A lucky shot perhaps? Well, Kobe conceded as much immediately thereafter (“It was the luckiest shot I have ever taken”). But a few of days later he was heard singing a different tune: “I used to do a lot of mountain biking as a kid…so I had to learn how to balance myself on my left leg while in motion.”
A bizarre explanation don’t you think?
Logic. According to Wikipedia, the study of logic asks the question: “how do we know what we know?” Central to this study of logic is the ability to make logical links. These links vary from the straightforward to the seemingly absurd and help us rationalize the apparently unconnected events that take place in our lives.
Kobe Bryant can make these links. If you dissect his mind, rather than swirling thoughts, you would probably find a highly ordered catalogue of experiences, failures, successes, learning, videotape, memories, criticism, newspaper comments, praise and historical events.
Even if he was wrong about the mountain biking as being the reason behind him making such an impossible shot, he sure as hell wasn’t wrong in trying to find such a far-fetched connection.
Great players are known for eccentricities that few others like us can comprehend. Kobe Bryant is one such mastermind. His brain is like a pensieve (if you’ve read Harry Potter you’d know what I’m talking about) which has the ability to sift through millions of different ideas and thoughts and extricate the exact reasons for his actions. Again I could be talking in the air, as I am reminded of Derek Fisher’s remarks in one interview. Fisher, who along with Bryant have formed a potent 1-2 punch winning 5 championships along the way- knows his two guard better than most and says that people always think they “know” Kobe Bryant when actually then don’t know “s**t”.
For Kobe Bryant, the sub conscious and conscious have merged into what is now one cohesive memory. It’s almost likes he “googles” his own brain for a viable answer to any question that defenses may throw at him.
To further elaborate: If you were to ask Kobe “how do you somehow always manage to find a way to the basket weaving around several opposing defenders to take that perfect shot?” or “How is it that your game is almost like a choreographed dance where you seems to know exactly when to do what?” His answer would probably sound something like this: “Read more books.” Again this would seem like the weirdest response- but that’s Kobe. To him this is as obvious as two plus two equals four. After all he is known to be one of the brightest minds currently playing the game.
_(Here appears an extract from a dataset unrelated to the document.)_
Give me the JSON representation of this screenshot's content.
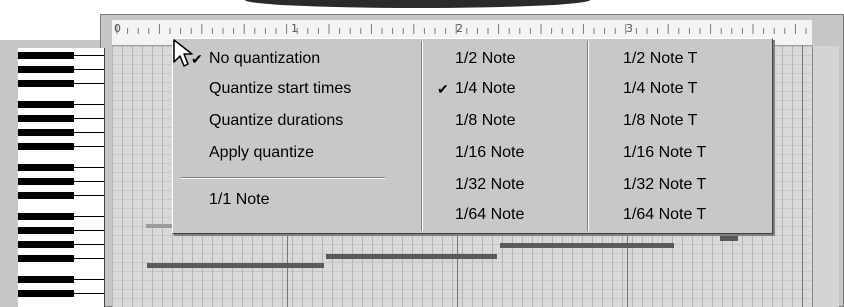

The reason Kobe is able to explain each and every move or action of his is because he plays the game so consciously. Nothing happens by chance in the land of Kobe. So when he says “read more books”, he probably is referring to how reading can cultivate an imaginative mind which in turn enables him to visualize all the possible situations that he may encounter in a game. These situations he then practices until he achieves near perfect muscle memory. Not exactly two plus two equals 4 is it?